Dataset records:
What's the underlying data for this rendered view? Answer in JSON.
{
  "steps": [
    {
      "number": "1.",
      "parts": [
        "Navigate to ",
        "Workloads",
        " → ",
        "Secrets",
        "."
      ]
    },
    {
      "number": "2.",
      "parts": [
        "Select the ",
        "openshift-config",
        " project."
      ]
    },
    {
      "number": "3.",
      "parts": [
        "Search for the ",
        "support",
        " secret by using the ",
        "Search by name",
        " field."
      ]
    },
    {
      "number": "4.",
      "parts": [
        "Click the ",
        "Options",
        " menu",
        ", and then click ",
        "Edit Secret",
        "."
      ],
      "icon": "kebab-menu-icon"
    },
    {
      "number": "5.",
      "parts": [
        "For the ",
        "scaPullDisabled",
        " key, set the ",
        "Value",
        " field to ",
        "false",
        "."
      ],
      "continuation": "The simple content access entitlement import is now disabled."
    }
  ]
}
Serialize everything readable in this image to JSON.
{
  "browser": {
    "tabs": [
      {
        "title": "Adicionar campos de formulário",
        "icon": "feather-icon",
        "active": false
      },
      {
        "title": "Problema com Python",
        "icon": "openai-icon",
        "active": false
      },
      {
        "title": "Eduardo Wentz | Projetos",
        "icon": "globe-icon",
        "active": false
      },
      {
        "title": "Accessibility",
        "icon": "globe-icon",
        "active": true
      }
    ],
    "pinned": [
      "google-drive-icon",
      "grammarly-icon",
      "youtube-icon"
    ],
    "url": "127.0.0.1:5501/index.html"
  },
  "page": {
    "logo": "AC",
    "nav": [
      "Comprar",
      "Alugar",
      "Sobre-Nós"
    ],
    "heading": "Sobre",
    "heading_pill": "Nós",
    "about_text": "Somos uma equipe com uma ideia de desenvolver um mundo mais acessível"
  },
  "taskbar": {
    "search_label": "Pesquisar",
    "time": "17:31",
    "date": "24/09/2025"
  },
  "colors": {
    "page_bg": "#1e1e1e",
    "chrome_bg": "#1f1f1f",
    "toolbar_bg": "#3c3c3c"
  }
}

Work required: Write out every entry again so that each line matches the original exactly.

Response for this exercise:
What's the underlying data for this rendered view? Answer in JSON.
{
  "steps": [
    {
      "number": "1.",
      "parts": [
        "Navigate to ",
        "Workloads",
        " → ",
        "Secrets",
        "."
      ]
    },
    {
      "number": "2.",
      "parts": [
        "Select the ",
        "openshift-config",
        " project."
      ]
    },
    {
      "number": "3.",
      "parts": [
        "Search for the ",
        "support",
        " secret by using the ",
        "Search by name",
        " field."
      ]
    },
    {
      "number": "4.",
      "parts": [
        "Click the ",
        "Options",
        " menu",
        ", and then click ",
        "Edit Secret",
        "."
      ],
      "icon": "kebab-menu-icon"
    },
    {
      "number": "5.",
      "parts": [
        "For the ",
        "scaPullDisabled",
        " key, set the ",
        "Value",
        " field to ",
        "false",
        "."
      ],
      "continuation": "The simple content access entitlement import is now disabled."
    }
  ]
}
Serialize everything readable in this image to JSON.
{
  "browser": {
    "tabs": [
      {
        "title": "Adicionar campos de formulário",
        "icon": "feather-icon",
        "active": false
      },
      {
        "title": "Problema com Python",
        "icon": "openai-icon",
        "active": false
      },
      {
        "title": "Eduardo Wentz | Projetos",
        "icon": "globe-icon",
        "active": false
      },
      {
        "title": "Accessibility",
        "icon": "globe-icon",
        "active": true
      }
    ],
    "pinned": [
      "google-drive-icon",
      "grammarly-icon",
      "youtube-icon"
    ],
    "url": "127.0.0.1:5501/index.html"
  },
  "page": {
    "logo": "AC",
    "nav": [
      "Comprar",
      "Alugar",
      "Sobre-Nós"
    ],
    "heading": "Sobre",
    "heading_pill": "Nós",
    "about_text": "Somos uma equipe com uma ideia de desenvolver um mundo mais acessível"
  },
  "taskbar": {
    "search_label": "Pesquisar",
    "time": "17:31",
    "date": "24/09/2025"
  },
  "colors": {
    "page_bg": "#1e1e1e",
    "chrome_bg": "#1f1f1f",
    "toolbar_bg": "#3c3c3c"
  }
}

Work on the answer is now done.